Required work: Looking at the entries below, state how many lines contain the word "purple". Give the number alone.

Dataset rows describing interfaces:
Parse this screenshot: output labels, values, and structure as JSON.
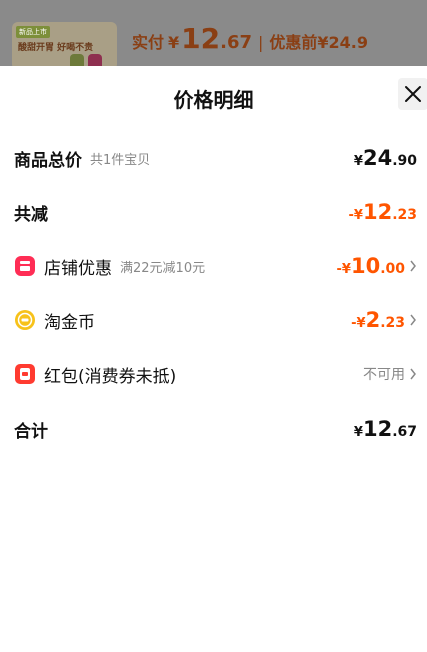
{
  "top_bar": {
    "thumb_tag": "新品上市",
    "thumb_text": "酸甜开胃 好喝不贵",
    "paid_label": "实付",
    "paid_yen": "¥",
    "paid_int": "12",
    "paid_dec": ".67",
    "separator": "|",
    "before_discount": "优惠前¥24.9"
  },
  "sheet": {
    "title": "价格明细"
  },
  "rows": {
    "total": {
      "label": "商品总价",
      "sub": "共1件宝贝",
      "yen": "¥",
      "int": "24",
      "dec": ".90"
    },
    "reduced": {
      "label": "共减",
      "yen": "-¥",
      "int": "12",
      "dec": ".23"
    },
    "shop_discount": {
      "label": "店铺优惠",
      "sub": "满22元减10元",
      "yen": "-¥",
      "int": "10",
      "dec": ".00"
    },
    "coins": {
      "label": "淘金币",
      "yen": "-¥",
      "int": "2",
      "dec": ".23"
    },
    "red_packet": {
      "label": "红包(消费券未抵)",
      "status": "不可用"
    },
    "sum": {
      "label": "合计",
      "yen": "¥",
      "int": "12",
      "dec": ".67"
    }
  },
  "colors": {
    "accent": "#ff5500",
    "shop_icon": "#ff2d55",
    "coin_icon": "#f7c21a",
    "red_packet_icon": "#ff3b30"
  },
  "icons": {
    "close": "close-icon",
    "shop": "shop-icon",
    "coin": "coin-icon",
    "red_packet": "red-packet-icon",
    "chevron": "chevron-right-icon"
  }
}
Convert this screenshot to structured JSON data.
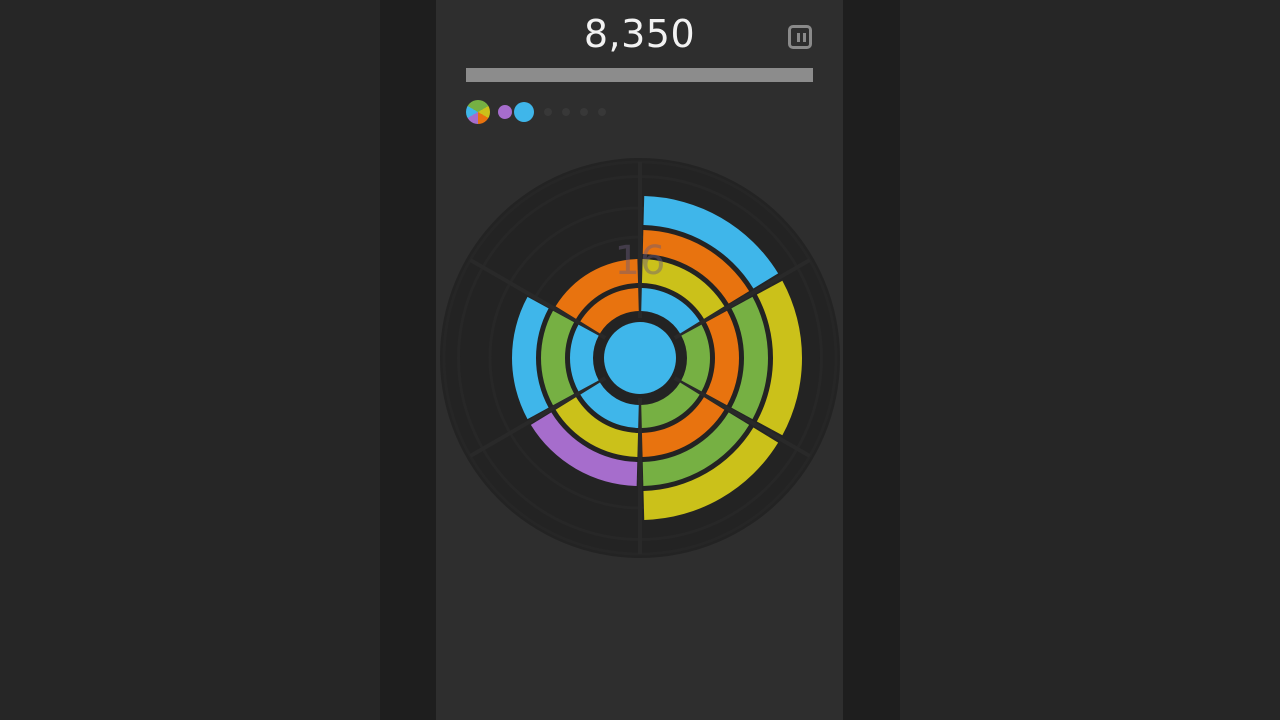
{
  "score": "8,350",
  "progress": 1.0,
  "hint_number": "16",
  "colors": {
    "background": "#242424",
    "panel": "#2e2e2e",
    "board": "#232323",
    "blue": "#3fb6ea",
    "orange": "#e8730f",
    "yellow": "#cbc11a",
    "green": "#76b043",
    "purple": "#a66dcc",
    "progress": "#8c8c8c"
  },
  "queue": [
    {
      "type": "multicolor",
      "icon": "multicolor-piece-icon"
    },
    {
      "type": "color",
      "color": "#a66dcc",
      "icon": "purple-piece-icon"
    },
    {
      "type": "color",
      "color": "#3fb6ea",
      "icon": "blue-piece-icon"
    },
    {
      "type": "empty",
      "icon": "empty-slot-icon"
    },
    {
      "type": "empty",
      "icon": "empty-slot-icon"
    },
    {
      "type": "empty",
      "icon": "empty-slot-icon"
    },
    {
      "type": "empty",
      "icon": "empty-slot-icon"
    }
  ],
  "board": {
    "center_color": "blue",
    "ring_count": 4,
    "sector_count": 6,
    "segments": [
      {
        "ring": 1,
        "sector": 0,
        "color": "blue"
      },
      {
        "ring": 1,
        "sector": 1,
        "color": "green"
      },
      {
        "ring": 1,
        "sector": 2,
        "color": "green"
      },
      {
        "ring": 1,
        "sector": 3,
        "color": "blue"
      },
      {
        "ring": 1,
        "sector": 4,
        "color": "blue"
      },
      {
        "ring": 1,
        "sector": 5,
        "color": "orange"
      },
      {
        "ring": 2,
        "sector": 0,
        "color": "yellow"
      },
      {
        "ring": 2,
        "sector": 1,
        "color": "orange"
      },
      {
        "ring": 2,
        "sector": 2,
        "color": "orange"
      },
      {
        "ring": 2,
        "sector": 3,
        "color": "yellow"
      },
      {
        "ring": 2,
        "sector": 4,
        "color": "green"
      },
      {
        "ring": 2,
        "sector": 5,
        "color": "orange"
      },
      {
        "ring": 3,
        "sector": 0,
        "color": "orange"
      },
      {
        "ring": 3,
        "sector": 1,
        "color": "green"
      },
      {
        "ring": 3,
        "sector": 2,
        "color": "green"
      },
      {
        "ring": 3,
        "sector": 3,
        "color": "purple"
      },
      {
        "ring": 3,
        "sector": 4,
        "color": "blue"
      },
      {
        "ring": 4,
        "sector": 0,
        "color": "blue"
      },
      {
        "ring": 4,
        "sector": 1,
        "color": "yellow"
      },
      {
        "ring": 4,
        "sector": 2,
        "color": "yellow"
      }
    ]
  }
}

Response area: 3